Anyone who’s ever gone trick-or-treating (sorry Jehovah’s Witnesses, you’ll just have to use your imaginations) has likely heard the various tales breathlessly told about tainted candy passed off to unsuspecting children. Although these ghastly stories of stranger-danger are myriad, chief among them in its capacity to fascinate and horrify the public consciousness is the legend of the razor blade hidden in an apple.
As a child, you were no doubt admonished never to eat an apple received while trick-or-treating (which ignores entirely the fact that anyone who gives out apples to kids on Halloween is already demonstrably ill), as psychos were believed to have developed some new-fangled technology for inserting a blade into the fruit without marring its skin. The tales weren’t limited to blades of course, but encompassed a variety of poking and piercing implements, including syringes. Although this rumor has persisted since the 1960s (and before that in the form of poisoned rather than bladed candy), it has never been true. Never, ever, ever. Never.

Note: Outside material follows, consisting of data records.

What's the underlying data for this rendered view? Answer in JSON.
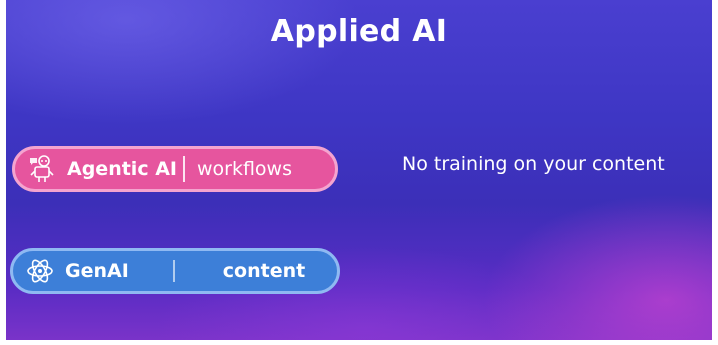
{
  "slide": {
    "title": "Applied AI",
    "note": "No training on your content"
  },
  "pills": [
    {
      "label": "Agentic AI",
      "sub": "workflows",
      "icon": "robot-icon",
      "color": "#e6559e"
    },
    {
      "label": "GenAI",
      "sub": "content",
      "icon": "atom-icon",
      "color": "#3d7fd8"
    }
  ]
}
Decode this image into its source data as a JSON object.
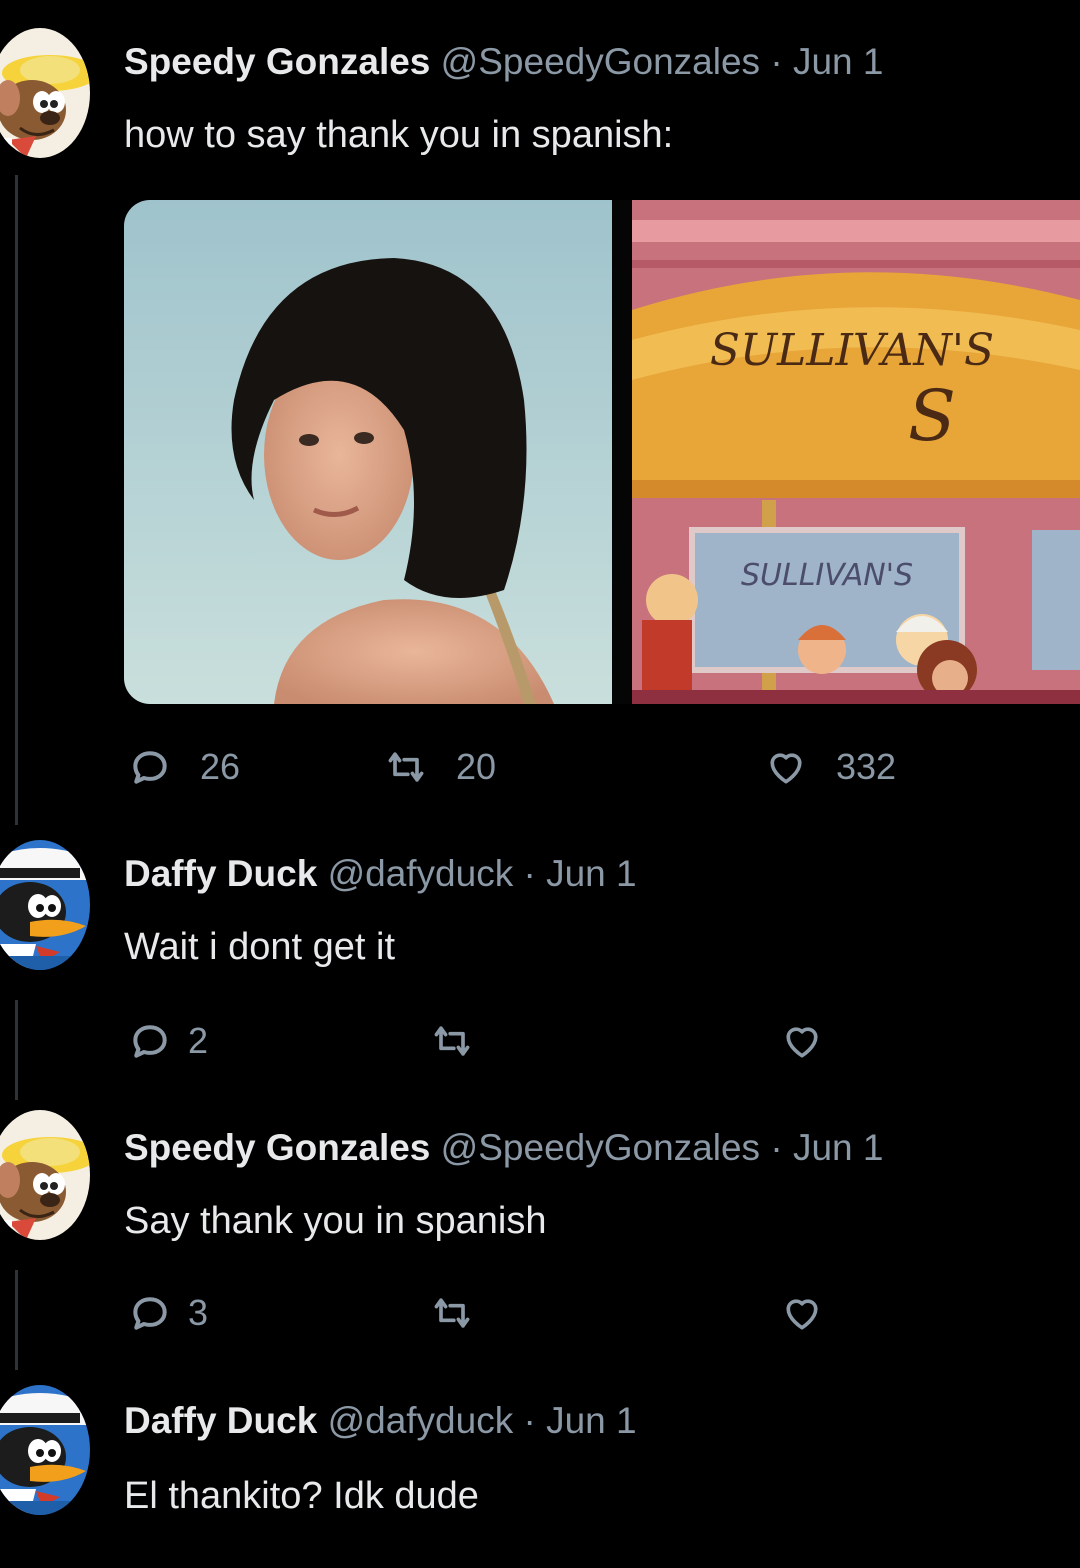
{
  "tweets": [
    {
      "author": "Speedy Gonzales",
      "handle": "@SpeedyGonzales",
      "separator": "·",
      "date": "Jun 1",
      "text": "how to say thank you in spanish:",
      "avatar_icon": "speedy-gonzales-avatar",
      "media": {
        "left_image": "photo-woman-short-dark-hair",
        "right_image": "cartoon-storefront-sullivans",
        "sign_text": "SULLIVAN'S",
        "sign_letter": "S",
        "window_text": "SULLIVAN'S"
      },
      "replies": "26",
      "retweets": "20",
      "likes": "332"
    },
    {
      "author": "Daffy Duck",
      "handle": "@dafyduck",
      "separator": "·",
      "date": "Jun 1",
      "text": "Wait i dont get it",
      "avatar_icon": "daffy-duck-avatar",
      "replies": "2"
    },
    {
      "author": "Speedy Gonzales",
      "handle": "@SpeedyGonzales",
      "separator": "·",
      "date": "Jun 1",
      "text": "Say thank you in spanish",
      "avatar_icon": "speedy-gonzales-avatar",
      "replies": "3"
    },
    {
      "author": "Daffy Duck",
      "handle": "@dafyduck",
      "separator": "·",
      "date": "Jun 1",
      "text": "El thankito? Idk dude",
      "avatar_icon": "daffy-duck-avatar"
    }
  ],
  "colors": {
    "background": "#000000",
    "text": "#e7e9ea",
    "secondary": "#8b98a5",
    "thread_line": "#2f3336"
  }
}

That is, it was never true until 2000, when Minneapolis-based douchebag James Joseph Smith decided to breathe life into the old tale by hiding needles in the candy bars he would give to trick-or-treaters. He was jailed after at least one child was injured by the deadly confection. Not only was Smith able to transform an amusing urban legend into a terrifying reality, but he simultaneously reinforced Promethean Times‘ long-held conviction that Minnesotans are by far America’s most evil people.